EXERCISE DETAILS => For this exercise, repeat every line of the material exactly.

DATA SHOWN =>
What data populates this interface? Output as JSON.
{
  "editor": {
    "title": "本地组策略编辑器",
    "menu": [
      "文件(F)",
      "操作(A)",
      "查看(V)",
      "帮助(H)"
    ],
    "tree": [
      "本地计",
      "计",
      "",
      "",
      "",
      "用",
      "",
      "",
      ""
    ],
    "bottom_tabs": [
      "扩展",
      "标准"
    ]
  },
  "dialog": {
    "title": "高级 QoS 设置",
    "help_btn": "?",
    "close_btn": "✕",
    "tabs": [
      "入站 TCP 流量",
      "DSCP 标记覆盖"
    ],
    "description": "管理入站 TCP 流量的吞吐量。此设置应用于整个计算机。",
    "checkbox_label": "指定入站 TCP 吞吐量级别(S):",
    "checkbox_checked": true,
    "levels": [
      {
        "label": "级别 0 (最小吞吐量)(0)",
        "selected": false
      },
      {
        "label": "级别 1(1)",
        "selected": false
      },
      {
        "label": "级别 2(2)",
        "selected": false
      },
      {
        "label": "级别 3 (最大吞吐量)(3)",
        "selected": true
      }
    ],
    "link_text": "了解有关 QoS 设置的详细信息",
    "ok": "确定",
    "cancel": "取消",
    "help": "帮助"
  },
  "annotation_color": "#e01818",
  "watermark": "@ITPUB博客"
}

TASK RESULT =>
What data populates this interface? Output as JSON.
{
  "editor": {
    "title": "本地组策略编辑器",
    "menu": [
      "文件(F)",
      "操作(A)",
      "查看(V)",
      "帮助(H)"
    ],
    "tree": [
      "本地计",
      "计",
      "",
      "",
      "",
      "用",
      "",
      "",
      ""
    ],
    "bottom_tabs": [
      "扩展",
      "标准"
    ]
  },
  "dialog": {
    "title": "高级 QoS 设置",
    "help_btn": "?",
    "close_btn": "✕",
    "tabs": [
      "入站 TCP 流量",
      "DSCP 标记覆盖"
    ],
    "description": "管理入站 TCP 流量的吞吐量。此设置应用于整个计算机。",
    "checkbox_label": "指定入站 TCP 吞吐量级别(S):",
    "checkbox_checked": true,
    "levels": [
      {
        "label": "级别 0 (最小吞吐量)(0)",
        "selected": false
      },
      {
        "label": "级别 1(1)",
        "selected": false
      },
      {
        "label": "级别 2(2)",
        "selected": false
      },
      {
        "label": "级别 3 (最大吞吐量)(3)",
        "selected": true
      }
    ],
    "link_text": "了解有关 QoS 设置的详细信息",
    "ok": "确定",
    "cancel": "取消",
    "help": "帮助"
  },
  "annotation_color": "#e01818",
  "watermark": "@ITPUB博客"
}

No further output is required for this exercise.